- Opening Delimiter -

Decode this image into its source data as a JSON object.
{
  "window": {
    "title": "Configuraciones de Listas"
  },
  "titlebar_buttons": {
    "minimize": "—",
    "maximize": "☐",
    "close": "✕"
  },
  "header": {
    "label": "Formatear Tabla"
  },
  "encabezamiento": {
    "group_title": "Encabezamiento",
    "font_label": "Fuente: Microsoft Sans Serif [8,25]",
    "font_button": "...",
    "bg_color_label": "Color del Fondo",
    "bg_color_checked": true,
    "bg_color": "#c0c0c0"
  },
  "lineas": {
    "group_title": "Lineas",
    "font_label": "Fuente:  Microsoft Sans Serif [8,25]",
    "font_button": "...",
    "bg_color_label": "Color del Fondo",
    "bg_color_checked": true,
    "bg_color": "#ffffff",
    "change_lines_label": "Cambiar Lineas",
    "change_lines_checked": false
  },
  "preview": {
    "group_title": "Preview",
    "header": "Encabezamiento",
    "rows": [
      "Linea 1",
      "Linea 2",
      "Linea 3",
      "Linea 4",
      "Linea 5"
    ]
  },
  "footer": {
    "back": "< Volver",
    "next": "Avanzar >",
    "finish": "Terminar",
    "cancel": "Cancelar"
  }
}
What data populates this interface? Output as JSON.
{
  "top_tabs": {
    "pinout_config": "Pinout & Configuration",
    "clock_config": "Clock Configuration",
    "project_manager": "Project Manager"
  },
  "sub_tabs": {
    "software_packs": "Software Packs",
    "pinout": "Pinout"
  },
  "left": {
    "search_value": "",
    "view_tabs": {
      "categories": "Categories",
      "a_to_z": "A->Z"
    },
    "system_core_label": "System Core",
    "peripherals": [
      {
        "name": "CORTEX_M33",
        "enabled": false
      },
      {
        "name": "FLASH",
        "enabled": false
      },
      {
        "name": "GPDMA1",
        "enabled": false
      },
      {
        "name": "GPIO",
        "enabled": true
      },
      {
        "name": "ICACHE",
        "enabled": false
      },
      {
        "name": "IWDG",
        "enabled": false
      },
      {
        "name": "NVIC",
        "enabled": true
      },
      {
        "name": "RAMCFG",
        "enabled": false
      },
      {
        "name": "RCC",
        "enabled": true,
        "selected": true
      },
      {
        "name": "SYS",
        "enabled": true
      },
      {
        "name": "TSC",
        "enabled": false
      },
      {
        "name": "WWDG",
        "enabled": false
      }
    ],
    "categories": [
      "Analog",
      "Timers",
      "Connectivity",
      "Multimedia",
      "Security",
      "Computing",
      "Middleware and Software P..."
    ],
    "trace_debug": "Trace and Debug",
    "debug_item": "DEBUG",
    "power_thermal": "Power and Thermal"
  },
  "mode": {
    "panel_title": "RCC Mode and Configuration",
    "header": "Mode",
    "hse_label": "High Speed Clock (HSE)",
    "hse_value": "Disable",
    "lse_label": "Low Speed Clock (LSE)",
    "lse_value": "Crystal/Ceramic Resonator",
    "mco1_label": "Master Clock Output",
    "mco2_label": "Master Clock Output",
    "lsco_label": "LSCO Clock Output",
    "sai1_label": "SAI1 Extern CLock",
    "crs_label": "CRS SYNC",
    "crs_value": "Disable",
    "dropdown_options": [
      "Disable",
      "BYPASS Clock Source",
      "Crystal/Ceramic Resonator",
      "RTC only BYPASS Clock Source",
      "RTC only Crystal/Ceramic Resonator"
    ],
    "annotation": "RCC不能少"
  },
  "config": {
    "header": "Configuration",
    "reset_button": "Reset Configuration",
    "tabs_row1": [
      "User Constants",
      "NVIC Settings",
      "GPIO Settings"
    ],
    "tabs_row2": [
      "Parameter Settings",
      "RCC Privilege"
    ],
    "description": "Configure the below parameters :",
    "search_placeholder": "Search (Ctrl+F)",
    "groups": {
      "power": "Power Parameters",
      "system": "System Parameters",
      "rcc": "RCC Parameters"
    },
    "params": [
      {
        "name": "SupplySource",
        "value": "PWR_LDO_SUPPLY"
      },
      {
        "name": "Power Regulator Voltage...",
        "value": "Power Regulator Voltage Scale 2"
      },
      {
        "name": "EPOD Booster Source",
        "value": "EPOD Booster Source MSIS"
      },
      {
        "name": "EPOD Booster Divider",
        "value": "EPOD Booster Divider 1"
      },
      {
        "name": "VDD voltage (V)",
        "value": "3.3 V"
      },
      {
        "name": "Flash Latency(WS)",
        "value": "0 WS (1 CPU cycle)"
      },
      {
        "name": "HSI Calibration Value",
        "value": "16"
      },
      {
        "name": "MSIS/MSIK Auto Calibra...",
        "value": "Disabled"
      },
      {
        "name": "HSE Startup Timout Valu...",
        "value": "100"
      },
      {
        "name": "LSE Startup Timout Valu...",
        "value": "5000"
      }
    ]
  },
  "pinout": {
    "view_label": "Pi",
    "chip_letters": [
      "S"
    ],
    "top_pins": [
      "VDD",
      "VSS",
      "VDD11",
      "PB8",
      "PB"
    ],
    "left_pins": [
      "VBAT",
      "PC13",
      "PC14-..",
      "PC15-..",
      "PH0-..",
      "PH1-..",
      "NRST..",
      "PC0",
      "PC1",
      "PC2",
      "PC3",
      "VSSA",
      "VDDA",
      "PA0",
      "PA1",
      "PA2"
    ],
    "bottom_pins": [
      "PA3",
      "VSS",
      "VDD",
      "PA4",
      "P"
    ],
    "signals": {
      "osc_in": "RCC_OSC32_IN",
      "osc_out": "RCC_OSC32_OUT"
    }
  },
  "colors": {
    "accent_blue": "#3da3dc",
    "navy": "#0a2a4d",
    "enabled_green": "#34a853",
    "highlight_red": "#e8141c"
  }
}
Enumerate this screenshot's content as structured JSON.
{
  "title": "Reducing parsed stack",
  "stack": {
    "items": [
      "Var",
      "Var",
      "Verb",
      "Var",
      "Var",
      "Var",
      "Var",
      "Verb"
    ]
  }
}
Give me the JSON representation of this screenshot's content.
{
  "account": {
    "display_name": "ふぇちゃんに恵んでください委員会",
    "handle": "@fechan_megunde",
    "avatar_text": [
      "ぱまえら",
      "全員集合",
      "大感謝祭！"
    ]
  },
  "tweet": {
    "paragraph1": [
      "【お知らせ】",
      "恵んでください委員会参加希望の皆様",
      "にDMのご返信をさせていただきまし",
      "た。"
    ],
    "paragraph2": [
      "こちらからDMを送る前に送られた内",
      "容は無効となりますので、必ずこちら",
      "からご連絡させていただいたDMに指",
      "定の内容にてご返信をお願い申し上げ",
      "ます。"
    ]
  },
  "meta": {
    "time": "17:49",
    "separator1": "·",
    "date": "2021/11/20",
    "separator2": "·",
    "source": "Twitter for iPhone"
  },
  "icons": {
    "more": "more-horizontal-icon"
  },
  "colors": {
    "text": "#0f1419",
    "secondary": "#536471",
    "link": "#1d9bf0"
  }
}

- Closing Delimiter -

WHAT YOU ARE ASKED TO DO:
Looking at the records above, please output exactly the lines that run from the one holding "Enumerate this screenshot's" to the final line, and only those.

EXERCISE ANSWER:
Enumerate this screenshot's content as structured JSON.
{
  "title": "Reducing parsed stack",
  "stack": {
    "items": [
      "Var",
      "Var",
      "Verb",
      "Var",
      "Var",
      "Var",
      "Var",
      "Verb"
    ]
  }
}
Give me the JSON representation of this screenshot's content.
{
  "account": {
    "display_name": "ふぇちゃんに恵んでください委員会",
    "handle": "@fechan_megunde",
    "avatar_text": [
      "ぱまえら",
      "全員集合",
      "大感謝祭！"
    ]
  },
  "tweet": {
    "paragraph1": [
      "【お知らせ】",
      "恵んでください委員会参加希望の皆様",
      "にDMのご返信をさせていただきまし",
      "た。"
    ],
    "paragraph2": [
      "こちらからDMを送る前に送られた内",
      "容は無効となりますので、必ずこちら",
      "からご連絡させていただいたDMに指",
      "定の内容にてご返信をお願い申し上げ",
      "ます。"
    ]
  },
  "meta": {
    "time": "17:49",
    "separator1": "·",
    "date": "2021/11/20",
    "separator2": "·",
    "source": "Twitter for iPhone"
  },
  "icons": {
    "more": "more-horizontal-icon"
  },
  "colors": {
    "text": "#0f1419",
    "secondary": "#536471",
    "link": "#1d9bf0"
  }
}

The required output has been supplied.